● TASK GOAL: Repeat the listing exactly. Do not carry over any pictures.

● DATA PROVIDED:
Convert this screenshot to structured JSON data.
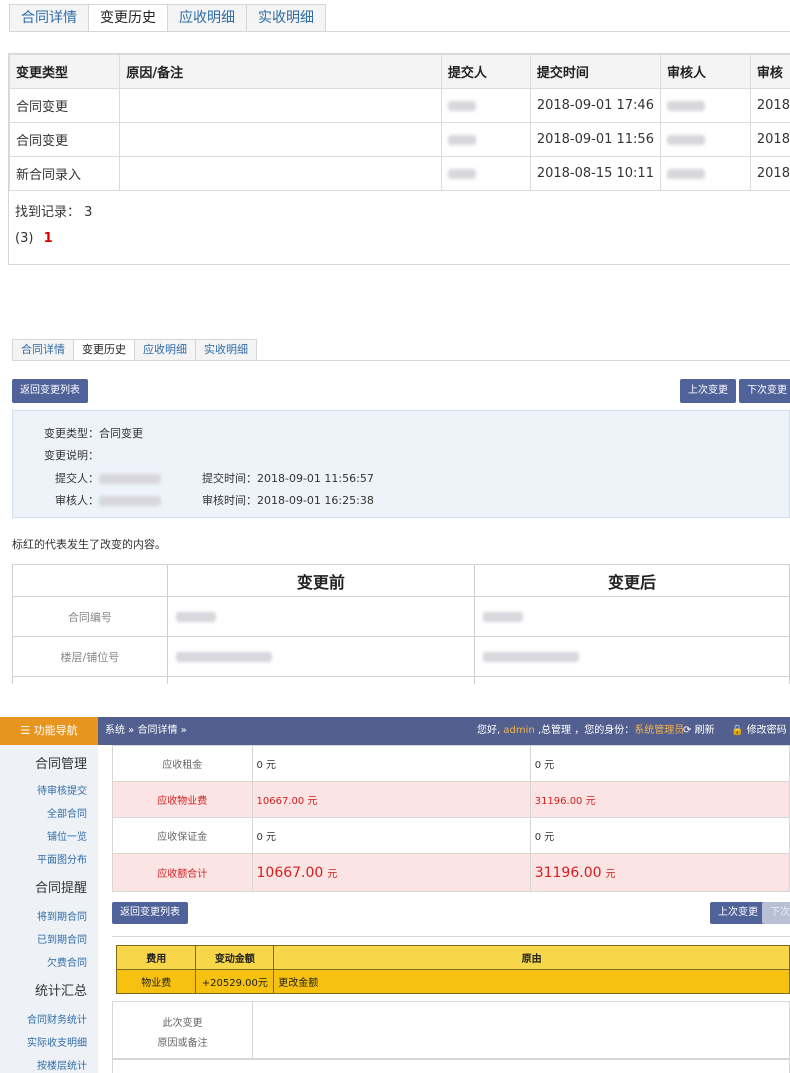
{
  "panel1": {
    "tabs": [
      "合同详情",
      "变更历史",
      "应收明细",
      "实收明细"
    ],
    "headers": [
      "变更类型",
      "原因/备注",
      "提交人",
      "提交时间",
      "审核人",
      "审核"
    ],
    "rows": [
      {
        "type": "合同变更",
        "remark": "",
        "time": "2018-09-01 17:46",
        "aud_time": "2018"
      },
      {
        "type": "合同变更",
        "remark": "",
        "time": "2018-09-01 11:56",
        "aud_time": "2018"
      },
      {
        "type": "新合同录入",
        "remark": "",
        "time": "2018-08-15 10:11",
        "aud_time": "2018"
      }
    ],
    "found": "找到记录： 3",
    "pager_total": "(3)",
    "pager_current": "1"
  },
  "panel2": {
    "tabs": [
      "合同详情",
      "变更历史",
      "应收明细",
      "实收明细"
    ],
    "back_button": "返回变更列表",
    "prev_button": "上次变更",
    "next_button": "下次变更",
    "type_line": "变更类型：合同变更",
    "desc_line": "变更说明：",
    "submitter_label": "提交人：",
    "submit_time": "提交时间：2018-09-01 11:56:57",
    "auditor_label": "审核人：",
    "audit_time": "审核时间：2018-09-01 16:25:38",
    "note": "标红的代表发生了改变的内容。",
    "col_before": "变更前",
    "col_after": "变更后",
    "rows": [
      "合同编号",
      "楼层/铺位号"
    ]
  },
  "panel3": {
    "nav_button": "☰ 功能导航",
    "breadcrumb": "系统 » 合同详情 »",
    "greeting": "您好, ",
    "username": "admin",
    "role_sep": " ,总管理 ，您的身份：",
    "identity": "系统管理员",
    "refresh": "刷新",
    "change_pwd": "修改密码",
    "sidebar": [
      {
        "header": "合同管理",
        "items": [
          "待审核提交",
          "全部合同",
          "铺位一览",
          "平面图分布"
        ]
      },
      {
        "header": "合同提醒",
        "items": [
          "将到期合同",
          "已到期合同",
          "欠费合同"
        ]
      },
      {
        "header": "统计汇总",
        "items": [
          "合同财务统计",
          "实际收支明细",
          "按楼层统计"
        ]
      }
    ],
    "fee_rows": [
      {
        "label": "应收租金",
        "before": "0 元",
        "after": "0 元",
        "changed": false
      },
      {
        "label": "应收物业费",
        "before": "10667.00 元",
        "after": "31196.00 元",
        "changed": true
      },
      {
        "label": "应收保证金",
        "before": "0 元",
        "after": "0 元",
        "changed": false
      }
    ],
    "total": {
      "label": "应收额合计",
      "before": "10667.00",
      "after": "31196.00",
      "unit": "元"
    },
    "back_button": "返回变更列表",
    "prev_button": "上次变更",
    "next_button": "下次变更",
    "reason_headers": [
      "费用",
      "变动金额",
      "原由"
    ],
    "reason_row": {
      "fee": "物业费",
      "amount": "+20529.00元",
      "reason": "更改金额"
    },
    "change_label_1": "此次变更",
    "change_label_2": "原因或备注",
    "colors": {
      "topbar": "#53608f",
      "nav": "#e8951f",
      "highlight": "#fde4e4",
      "reason": "#f6c20f"
    }
  }
}
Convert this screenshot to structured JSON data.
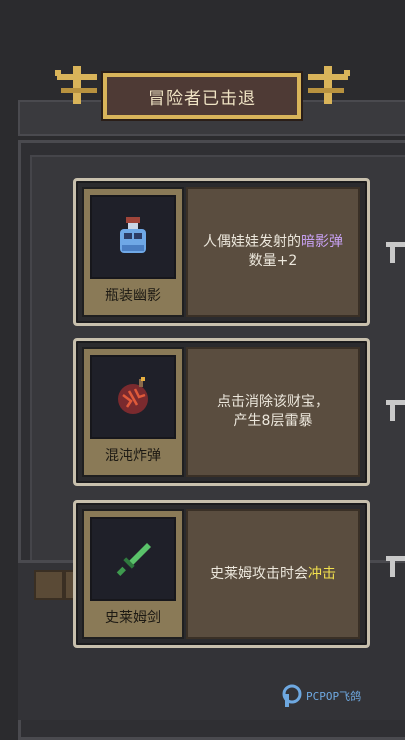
{
  "banner": {
    "title": "冒险者已击退"
  },
  "cards": [
    {
      "name": "瓶装幽影",
      "icon": "bottled-shadow-icon",
      "desc_pre": "人偶娃娃发射的",
      "desc_hl": "暗影弹",
      "desc_post": "数量+2",
      "hl_color": "#c7a0f0"
    },
    {
      "name": "混沌炸弹",
      "icon": "chaos-bomb-icon",
      "desc_pre": "点击消除该财宝，产生8层雷暴",
      "desc_hl": "",
      "desc_post": "",
      "hl_color": ""
    },
    {
      "name": "史莱姆剑",
      "icon": "slime-sword-icon",
      "desc_pre": "史莱姆攻击时会",
      "desc_hl": "冲击",
      "desc_post": "",
      "hl_color": "#f1e04e"
    }
  ],
  "watermark": {
    "text": "PCPOP飞鸽"
  },
  "colors": {
    "gold": "#d9b45a",
    "banner_bg": "#4e3a35",
    "card_border": "#c8c0ad"
  }
}
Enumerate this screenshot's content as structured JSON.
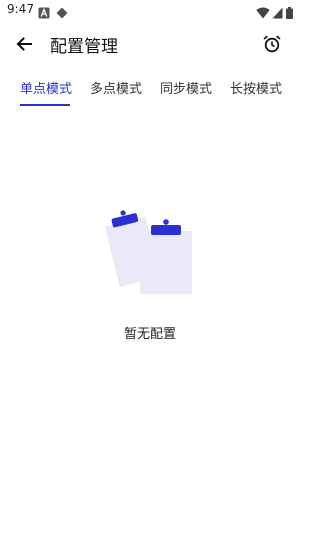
{
  "status_bar": {
    "time": "9:47",
    "icons": [
      "notification-a-icon",
      "diamond-icon",
      "wifi-icon",
      "cellular-signal-icon",
      "battery-icon"
    ]
  },
  "toolbar": {
    "back_icon": "arrow-left-icon",
    "title": "配置管理",
    "action_icon": "alarm-clock-icon"
  },
  "tabs": [
    {
      "label": "单点模式",
      "active": true
    },
    {
      "label": "多点模式",
      "active": false
    },
    {
      "label": "同步模式",
      "active": false
    },
    {
      "label": "长按模式",
      "active": false
    }
  ],
  "empty_state": {
    "icon": "clipboard-icon",
    "message": "暂无配置"
  },
  "colors": {
    "accent": "#2d2fd3",
    "illustration_fill": "#e9e9f8"
  }
}
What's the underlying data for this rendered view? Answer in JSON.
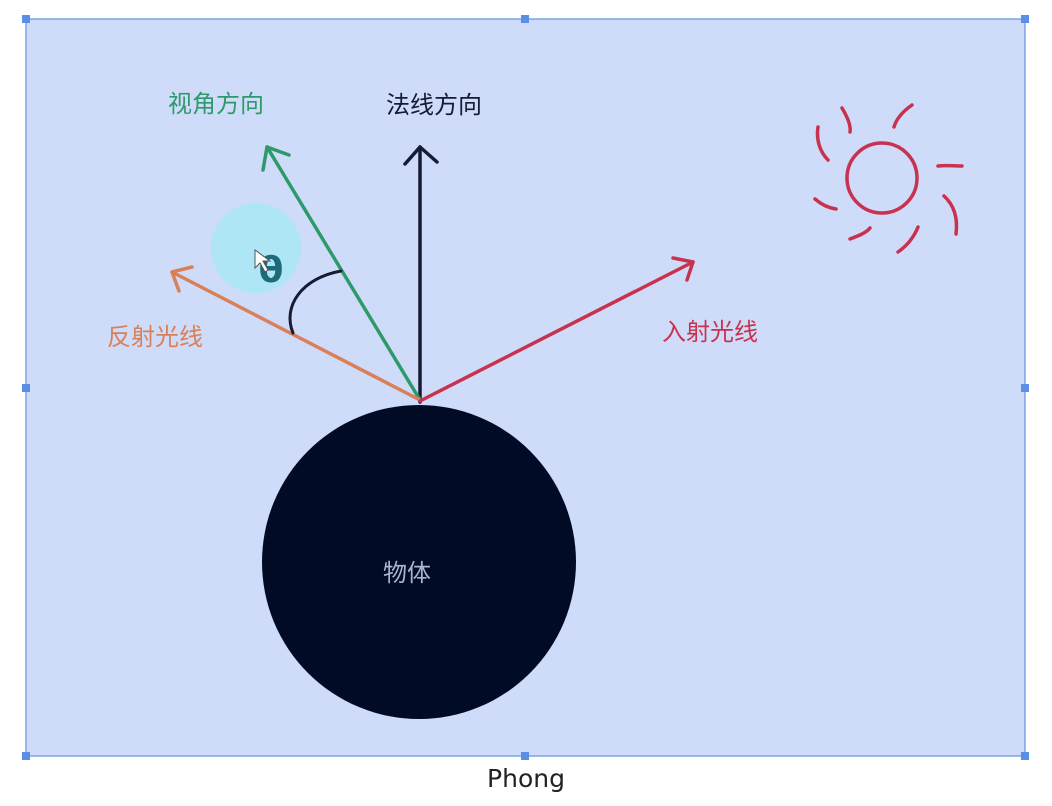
{
  "diagram": {
    "labels": {
      "view_direction": "视角方向",
      "normal_direction": "法线方向",
      "reflected_ray": "反射光线",
      "incident_ray": "入射光线",
      "object": "物体",
      "angle_symbol": "θ"
    },
    "caption": "Phong",
    "colors": {
      "canvas_fill": "#cfdcf9",
      "selection_border": "#7fa2e6",
      "handle": "#5b8fe6",
      "view_vector": "#2e9a6b",
      "normal_vector": "#151b33",
      "reflected_vector": "#d9805a",
      "incident_vector": "#c8324f",
      "sun": "#c8324f",
      "object_fill": "#020b26",
      "object_label": "#aab4cc",
      "cursor_highlight": "#a8e8f6",
      "angle_symbol": "#1f6a7a"
    },
    "icons": [
      "sun-icon",
      "cursor-highlight-icon"
    ]
  }
}
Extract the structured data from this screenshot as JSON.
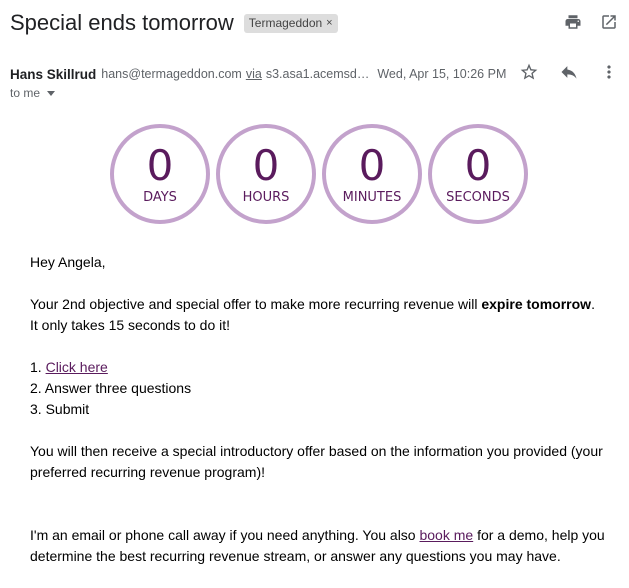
{
  "email": {
    "subject": "Special ends tomorrow",
    "label_chip": "Termageddon",
    "label_close": "×",
    "sender_name": "Hans Skillrud",
    "sender_email": "hans@termageddon.com",
    "via_label": "via",
    "via_domain": "s3.asa1.acemsd…",
    "date": "Wed, Apr 15, 10:26 PM",
    "to_label": "to me"
  },
  "icons": {
    "print": "print-icon",
    "open_new": "open-in-new-window-icon",
    "star": "star-icon",
    "reply": "reply-icon",
    "more": "more-vertical-icon"
  },
  "countdown": [
    {
      "value": "0",
      "unit": "DAYS"
    },
    {
      "value": "0",
      "unit": "HOURS"
    },
    {
      "value": "0",
      "unit": "MINUTES"
    },
    {
      "value": "0",
      "unit": "SECONDS"
    }
  ],
  "body": {
    "greeting": "Hey Angela,",
    "para1_a": "Your 2nd objective and special offer to make more recurring revenue will ",
    "para1_bold": "expire tomorrow",
    "para1_b": ".",
    "para1_line2": "It only takes 15 seconds to do it!",
    "step1_prefix": "1. ",
    "step1_link": "Click here",
    "step2": "2. Answer three questions",
    "step3": "3. Submit",
    "para2": "You will then receive a special introductory offer based on the information you provided (your preferred recurring revenue program)!",
    "para3_a": "I'm an email or phone call away if you need anything. You also ",
    "para3_link": "book me",
    "para3_b": " for a demo, help you determine the best recurring revenue stream, or answer any questions you may have."
  },
  "colors": {
    "accent": "#5a1b5d",
    "ring": "#c3a2cc",
    "chip_bg": "#dddddd"
  }
}
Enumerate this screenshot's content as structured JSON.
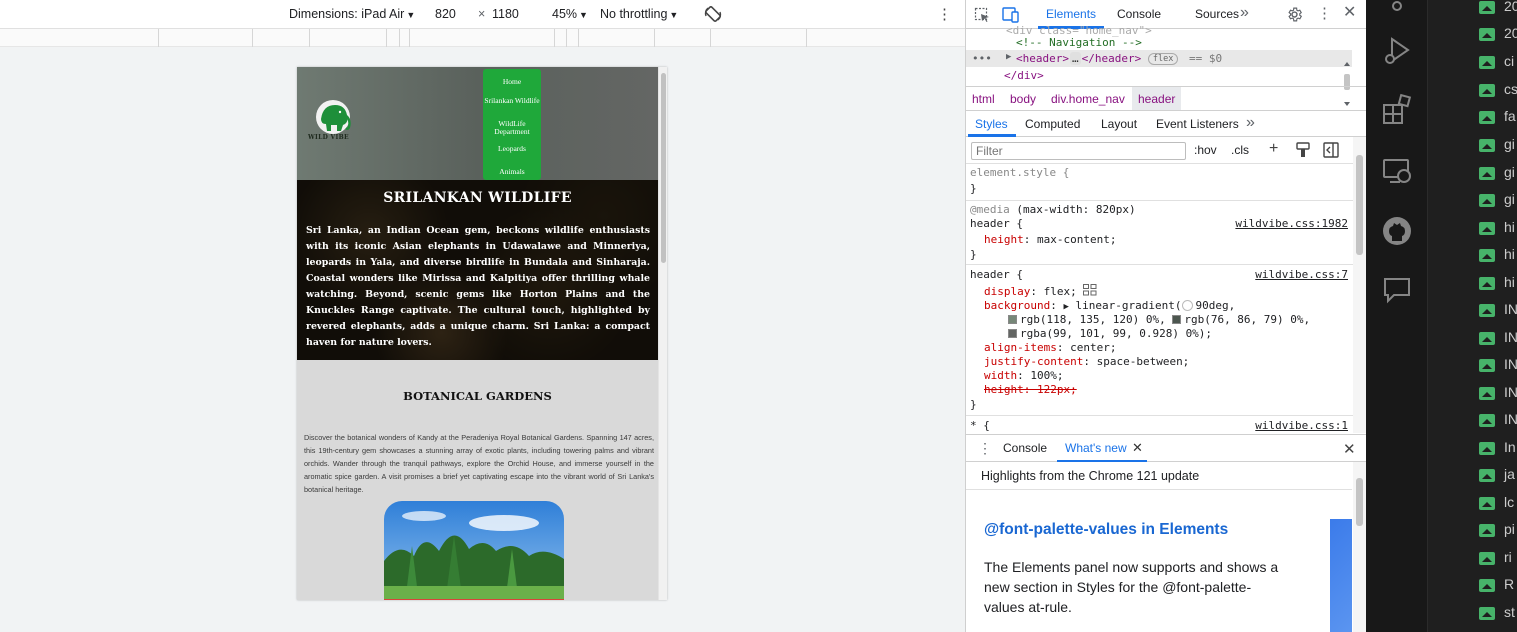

● EXERCISE ANSWER:
Convert this screenshot to structured JSON data.
{
  "panel1": {
    "tabs": [
      "合同详情",
      "变更历史",
      "应收明细",
      "实收明细"
    ],
    "headers": [
      "变更类型",
      "原因/备注",
      "提交人",
      "提交时间",
      "审核人",
      "审核"
    ],
    "rows": [
      {
        "type": "合同变更",
        "remark": "",
        "time": "2018-09-01 17:46",
        "aud_time": "2018"
      },
      {
        "type": "合同变更",
        "remark": "",
        "time": "2018-09-01 11:56",
        "aud_time": "2018"
      },
      {
        "type": "新合同录入",
        "remark": "",
        "time": "2018-08-15 10:11",
        "aud_time": "2018"
      }
    ],
    "found": "找到记录： 3",
    "pager_total": "(3)",
    "pager_current": "1"
  },
  "panel2": {
    "tabs": [
      "合同详情",
      "变更历史",
      "应收明细",
      "实收明细"
    ],
    "back_button": "返回变更列表",
    "prev_button": "上次变更",
    "next_button": "下次变更",
    "type_line": "变更类型：合同变更",
    "desc_line": "变更说明：",
    "submitter_label": "提交人：",
    "submit_time": "提交时间：2018-09-01 11:56:57",
    "auditor_label": "审核人：",
    "audit_time": "审核时间：2018-09-01 16:25:38",
    "note": "标红的代表发生了改变的内容。",
    "col_before": "变更前",
    "col_after": "变更后",
    "rows": [
      "合同编号",
      "楼层/铺位号"
    ]
  },
  "panel3": {
    "nav_button": "☰ 功能导航",
    "breadcrumb": "系统 » 合同详情 »",
    "greeting": "您好, ",
    "username": "admin",
    "role_sep": " ,总管理 ，您的身份：",
    "identity": "系统管理员",
    "refresh": "刷新",
    "change_pwd": "修改密码",
    "sidebar": [
      {
        "header": "合同管理",
        "items": [
          "待审核提交",
          "全部合同",
          "铺位一览",
          "平面图分布"
        ]
      },
      {
        "header": "合同提醒",
        "items": [
          "将到期合同",
          "已到期合同",
          "欠费合同"
        ]
      },
      {
        "header": "统计汇总",
        "items": [
          "合同财务统计",
          "实际收支明细",
          "按楼层统计"
        ]
      }
    ],
    "fee_rows": [
      {
        "label": "应收租金",
        "before": "0 元",
        "after": "0 元",
        "changed": false
      },
      {
        "label": "应收物业费",
        "before": "10667.00 元",
        "after": "31196.00 元",
        "changed": true
      },
      {
        "label": "应收保证金",
        "before": "0 元",
        "after": "0 元",
        "changed": false
      }
    ],
    "total": {
      "label": "应收额合计",
      "before": "10667.00",
      "after": "31196.00",
      "unit": "元"
    },
    "back_button": "返回变更列表",
    "prev_button": "上次变更",
    "next_button": "下次变更",
    "reason_headers": [
      "费用",
      "变动金额",
      "原由"
    ],
    "reason_row": {
      "fee": "物业费",
      "amount": "+20529.00元",
      "reason": "更改金额"
    },
    "change_label_1": "此次变更",
    "change_label_2": "原因或备注",
    "colors": {
      "topbar": "#53608f",
      "nav": "#e8951f",
      "highlight": "#fde4e4",
      "reason": "#f6c20f"
    }
  }
}
Convert this screenshot to structured JSON data.
{
  "banner": {
    "title": "冒险者已击退"
  },
  "cards": [
    {
      "name": "瓶装幽影",
      "icon": "bottled-shadow-icon",
      "desc_pre": "人偶娃娃发射的",
      "desc_hl": "暗影弹",
      "desc_post": "数量+2",
      "hl_color": "#c7a0f0"
    },
    {
      "name": "混沌炸弹",
      "icon": "chaos-bomb-icon",
      "desc_pre": "点击消除该财宝，产生8层雷暴",
      "desc_hl": "",
      "desc_post": "",
      "hl_color": ""
    },
    {
      "name": "史莱姆剑",
      "icon": "slime-sword-icon",
      "desc_pre": "史莱姆攻击时会",
      "desc_hl": "冲击",
      "desc_post": "",
      "hl_color": "#f1e04e"
    }
  ],
  "watermark": {
    "text": "PCPOP飞鸽"
  },
  "colors": {
    "gold": "#d9b45a",
    "banner_bg": "#4e3a35",
    "card_border": "#c8c0ad"
  }
}
Enumerate this screenshot's content as structured JSON.
{
  "status_bar": {
    "time": "9:47",
    "icons": [
      "notification-a-icon",
      "diamond-icon",
      "wifi-icon",
      "cellular-signal-icon",
      "battery-icon"
    ]
  },
  "toolbar": {
    "back_icon": "arrow-left-icon",
    "title": "配置管理",
    "action_icon": "alarm-clock-icon"
  },
  "tabs": [
    {
      "label": "单点模式",
      "active": true
    },
    {
      "label": "多点模式",
      "active": false
    },
    {
      "label": "同步模式",
      "active": false
    },
    {
      "label": "长按模式",
      "active": false
    }
  ],
  "empty_state": {
    "icon": "clipboard-icon",
    "message": "暂无配置"
  },
  "colors": {
    "accent": "#2d2fd3",
    "illustration_fill": "#e9e9f8"
  }
}
What's the underlying data for this rendered view? Answer in JSON.
{
  "diagram": {
    "labels": {
      "view_direction": "视角方向",
      "normal_direction": "法线方向",
      "reflected_ray": "反射光线",
      "incident_ray": "入射光线",
      "object": "物体",
      "angle_symbol": "θ"
    },
    "caption": "Phong",
    "colors": {
      "canvas_fill": "#cfdcf9",
      "selection_border": "#7fa2e6",
      "handle": "#5b8fe6",
      "view_vector": "#2e9a6b",
      "normal_vector": "#151b33",
      "reflected_vector": "#d9805a",
      "incident_vector": "#c8324f",
      "sun": "#c8324f",
      "object_fill": "#020b26",
      "object_label": "#aab4cc",
      "cursor_highlight": "#a8e8f6",
      "angle_symbol": "#1f6a7a"
    },
    "icons": [
      "sun-icon",
      "cursor-highlight-icon"
    ]
  }
}
Extract the structured data from this screenshot as JSON.
{
  "email": {
    "subject": "Special ends tomorrow",
    "label_chip": "Termageddon",
    "label_close": "×",
    "sender_name": "Hans Skillrud",
    "sender_email": "hans@termageddon.com",
    "via_label": "via",
    "via_domain": "s3.asa1.acemsd…",
    "date": "Wed, Apr 15, 10:26 PM",
    "to_label": "to me"
  },
  "icons": {
    "print": "print-icon",
    "open_new": "open-in-new-window-icon",
    "star": "star-icon",
    "reply": "reply-icon",
    "more": "more-vertical-icon"
  },
  "countdown": [
    {
      "value": "0",
      "unit": "DAYS"
    },
    {
      "value": "0",
      "unit": "HOURS"
    },
    {
      "value": "0",
      "unit": "MINUTES"
    },
    {
      "value": "0",
      "unit": "SECONDS"
    }
  ],
  "body": {
    "greeting": "Hey Angela,",
    "para1_a": "Your 2nd objective and special offer to make more recurring revenue will ",
    "para1_bold": "expire tomorrow",
    "para1_b": ".",
    "para1_line2": "It only takes 15 seconds to do it!",
    "step1_prefix": "1. ",
    "step1_link": "Click here",
    "step2": "2. Answer three questions",
    "step3": "3. Submit",
    "para2": "You will then receive a special introductory offer based on the information you provided (your preferred recurring revenue program)!",
    "para3_a": "I'm an email or phone call away if you need anything. You also ",
    "para3_link": "book me",
    "para3_b": " for a demo, help you determine the best recurring revenue stream, or answer any questions you may have."
  },
  "colors": {
    "accent": "#5a1b5d",
    "ring": "#c3a2cc",
    "chip_bg": "#dddddd"
  }
}
Enumerate this screenshot's content as structured JSON.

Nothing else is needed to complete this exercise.